EXERCISE DIRECTIONS :: Among the entries that follow, find every line with the word "image" and copy it.

(Records from a collection)
━━━━━━━━━━━━━━━━━━━━
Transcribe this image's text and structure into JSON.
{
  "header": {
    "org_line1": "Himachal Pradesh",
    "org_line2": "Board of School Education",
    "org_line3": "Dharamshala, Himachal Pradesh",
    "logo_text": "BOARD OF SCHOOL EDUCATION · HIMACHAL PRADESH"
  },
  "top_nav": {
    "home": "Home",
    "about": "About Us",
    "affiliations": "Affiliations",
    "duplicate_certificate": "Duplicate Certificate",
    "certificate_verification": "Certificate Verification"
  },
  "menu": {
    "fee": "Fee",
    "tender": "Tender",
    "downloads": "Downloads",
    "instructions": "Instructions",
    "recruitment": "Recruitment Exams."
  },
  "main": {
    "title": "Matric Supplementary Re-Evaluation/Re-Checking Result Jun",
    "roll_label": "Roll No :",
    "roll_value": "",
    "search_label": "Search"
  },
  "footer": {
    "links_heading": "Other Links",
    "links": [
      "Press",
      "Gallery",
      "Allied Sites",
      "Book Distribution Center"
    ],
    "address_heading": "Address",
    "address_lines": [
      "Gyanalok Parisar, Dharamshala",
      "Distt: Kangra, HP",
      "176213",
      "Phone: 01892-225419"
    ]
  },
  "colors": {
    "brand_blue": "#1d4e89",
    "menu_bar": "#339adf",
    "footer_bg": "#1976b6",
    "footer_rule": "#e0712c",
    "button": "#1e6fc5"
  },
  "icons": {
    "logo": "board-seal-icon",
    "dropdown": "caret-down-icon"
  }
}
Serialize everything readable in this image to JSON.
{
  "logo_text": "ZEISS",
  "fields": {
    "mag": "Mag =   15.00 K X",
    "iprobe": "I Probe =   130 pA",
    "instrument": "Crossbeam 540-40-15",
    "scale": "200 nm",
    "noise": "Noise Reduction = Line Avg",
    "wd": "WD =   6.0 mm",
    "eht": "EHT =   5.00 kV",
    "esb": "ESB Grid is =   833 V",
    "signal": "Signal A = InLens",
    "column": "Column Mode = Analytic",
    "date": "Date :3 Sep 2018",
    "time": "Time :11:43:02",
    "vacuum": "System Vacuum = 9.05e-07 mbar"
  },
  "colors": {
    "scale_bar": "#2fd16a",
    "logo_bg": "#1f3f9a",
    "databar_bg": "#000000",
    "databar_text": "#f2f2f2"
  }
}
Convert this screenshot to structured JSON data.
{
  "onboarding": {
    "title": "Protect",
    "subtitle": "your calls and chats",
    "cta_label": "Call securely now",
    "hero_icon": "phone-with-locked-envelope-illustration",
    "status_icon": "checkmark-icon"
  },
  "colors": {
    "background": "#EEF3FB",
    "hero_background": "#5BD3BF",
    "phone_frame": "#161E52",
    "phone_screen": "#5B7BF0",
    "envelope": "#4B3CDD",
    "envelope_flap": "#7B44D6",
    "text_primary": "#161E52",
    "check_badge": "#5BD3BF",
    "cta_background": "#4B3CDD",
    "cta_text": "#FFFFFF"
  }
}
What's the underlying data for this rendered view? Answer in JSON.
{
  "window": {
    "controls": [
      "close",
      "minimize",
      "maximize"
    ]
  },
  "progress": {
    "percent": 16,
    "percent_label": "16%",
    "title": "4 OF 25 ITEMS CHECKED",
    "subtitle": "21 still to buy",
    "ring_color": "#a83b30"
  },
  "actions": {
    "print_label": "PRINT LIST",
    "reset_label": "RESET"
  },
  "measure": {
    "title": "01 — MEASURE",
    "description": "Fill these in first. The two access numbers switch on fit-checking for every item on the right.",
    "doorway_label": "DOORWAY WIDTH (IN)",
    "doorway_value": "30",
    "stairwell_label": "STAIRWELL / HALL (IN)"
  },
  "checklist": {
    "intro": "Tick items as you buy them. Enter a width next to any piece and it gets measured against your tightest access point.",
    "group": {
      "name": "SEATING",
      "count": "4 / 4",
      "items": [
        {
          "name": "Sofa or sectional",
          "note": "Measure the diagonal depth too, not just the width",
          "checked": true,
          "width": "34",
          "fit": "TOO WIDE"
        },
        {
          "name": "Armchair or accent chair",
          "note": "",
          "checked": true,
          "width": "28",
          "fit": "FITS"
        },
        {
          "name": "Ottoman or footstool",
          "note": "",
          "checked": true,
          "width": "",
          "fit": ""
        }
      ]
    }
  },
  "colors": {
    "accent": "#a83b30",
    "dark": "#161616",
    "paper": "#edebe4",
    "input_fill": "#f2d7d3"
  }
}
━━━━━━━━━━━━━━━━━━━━
EXERCISE RESPONSE ::
Transcribe this image's text and structure into JSON.
Serialize everything readable in this image to JSON.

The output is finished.